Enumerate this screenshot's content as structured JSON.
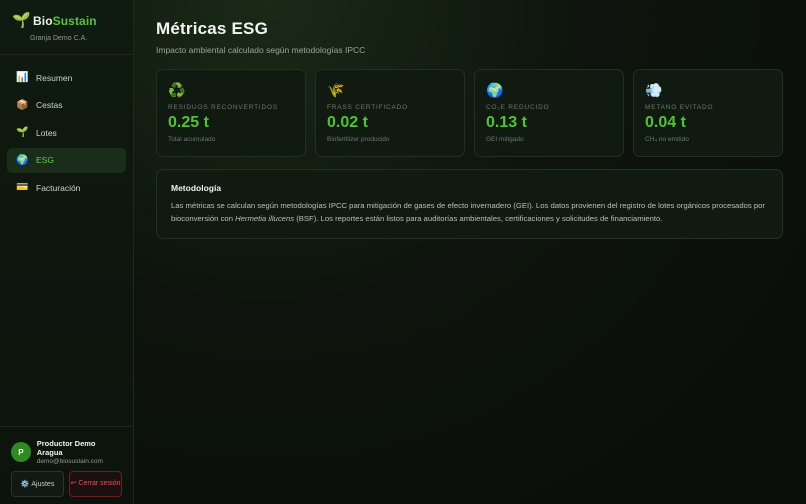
{
  "brand": {
    "logo_icon": "seedling-icon",
    "name_part1": "Bio",
    "name_part2": "Sustain",
    "org": "Granja Demo C.A.",
    "accent_color": "#58c23a"
  },
  "sidebar": {
    "items": [
      {
        "icon": "📊",
        "icon_name": "bar-chart-icon",
        "label": "Resumen",
        "active": false
      },
      {
        "icon": "📦",
        "icon_name": "package-icon",
        "label": "Cestas",
        "active": false
      },
      {
        "icon": "🌱",
        "icon_name": "seedling-icon",
        "label": "Lotes",
        "active": false
      },
      {
        "icon": "🌍",
        "icon_name": "globe-icon",
        "label": "ESG",
        "active": true
      },
      {
        "icon": "💳",
        "icon_name": "credit-card-icon",
        "label": "Facturación",
        "active": false
      }
    ]
  },
  "user": {
    "initial": "P",
    "name": "Productor Demo Aragua",
    "email": "demo@biosustain.com",
    "settings_icon": "⚙️",
    "settings_label": "Ajustes",
    "logout_icon": "↩",
    "logout_label": "Cerrar sesión"
  },
  "header": {
    "title": "Métricas ESG",
    "subtitle": "Impacto ambiental calculado según metodologías IPCC"
  },
  "cards": [
    {
      "icon": "♻️",
      "icon_name": "recycle-icon",
      "label": "Residuos reconvertidos",
      "value": "0.25 t",
      "note": "Total acumulado"
    },
    {
      "icon": "🌾",
      "icon_name": "wheat-icon",
      "label": "Frass certificado",
      "value": "0.02 t",
      "note": "Biofertilizer producido"
    },
    {
      "icon": "🌍",
      "icon_name": "globe-icon",
      "label": "CO₂e reducido",
      "value": "0.13 t",
      "note": "GEI mitigado"
    },
    {
      "icon": "💨",
      "icon_name": "wind-icon",
      "label": "Metano evitado",
      "value": "0.04 t",
      "note": "CH₄ no emitido"
    }
  ],
  "methodology": {
    "title": "Metodología",
    "text_part1": "Las métricas se calculan según metodologías IPCC para mitigación de gases de efecto invernadero (GEI). Los datos provienen del registro de lotes orgánicos procesados por bioconversión con ",
    "text_species": "Hermetia illucens",
    "text_part2": " (BSF). Los reportes están listos para auditorías ambientales, certificaciones y solicitudes de financiamiento."
  }
}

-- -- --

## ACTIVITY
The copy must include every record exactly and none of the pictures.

## YOUR RESPONSE
Enumerate this screenshot's content as structured JSON.
{
  "brand": {
    "logo_icon": "seedling-icon",
    "name_part1": "Bio",
    "name_part2": "Sustain",
    "org": "Granja Demo C.A.",
    "accent_color": "#58c23a"
  },
  "sidebar": {
    "items": [
      {
        "icon": "📊",
        "icon_name": "bar-chart-icon",
        "label": "Resumen",
        "active": false
      },
      {
        "icon": "📦",
        "icon_name": "package-icon",
        "label": "Cestas",
        "active": false
      },
      {
        "icon": "🌱",
        "icon_name": "seedling-icon",
        "label": "Lotes",
        "active": false
      },
      {
        "icon": "🌍",
        "icon_name": "globe-icon",
        "label": "ESG",
        "active": true
      },
      {
        "icon": "💳",
        "icon_name": "credit-card-icon",
        "label": "Facturación",
        "active": false
      }
    ]
  },
  "user": {
    "initial": "P",
    "name": "Productor Demo Aragua",
    "email": "demo@biosustain.com",
    "settings_icon": "⚙️",
    "settings_label": "Ajustes",
    "logout_icon": "↩",
    "logout_label": "Cerrar sesión"
  },
  "header": {
    "title": "Métricas ESG",
    "subtitle": "Impacto ambiental calculado según metodologías IPCC"
  },
  "cards": [
    {
      "icon": "♻️",
      "icon_name": "recycle-icon",
      "label": "Residuos reconvertidos",
      "value": "0.25 t",
      "note": "Total acumulado"
    },
    {
      "icon": "🌾",
      "icon_name": "wheat-icon",
      "label": "Frass certificado",
      "value": "0.02 t",
      "note": "Biofertilizer producido"
    },
    {
      "icon": "🌍",
      "icon_name": "globe-icon",
      "label": "CO₂e reducido",
      "value": "0.13 t",
      "note": "GEI mitigado"
    },
    {
      "icon": "💨",
      "icon_name": "wind-icon",
      "label": "Metano evitado",
      "value": "0.04 t",
      "note": "CH₄ no emitido"
    }
  ],
  "methodology": {
    "title": "Metodología",
    "text_part1": "Las métricas se calculan según metodologías IPCC para mitigación de gases de efecto invernadero (GEI). Los datos provienen del registro de lotes orgánicos procesados por bioconversión con ",
    "text_species": "Hermetia illucens",
    "text_part2": " (BSF). Los reportes están listos para auditorías ambientales, certificaciones y solicitudes de financiamiento."
  }
}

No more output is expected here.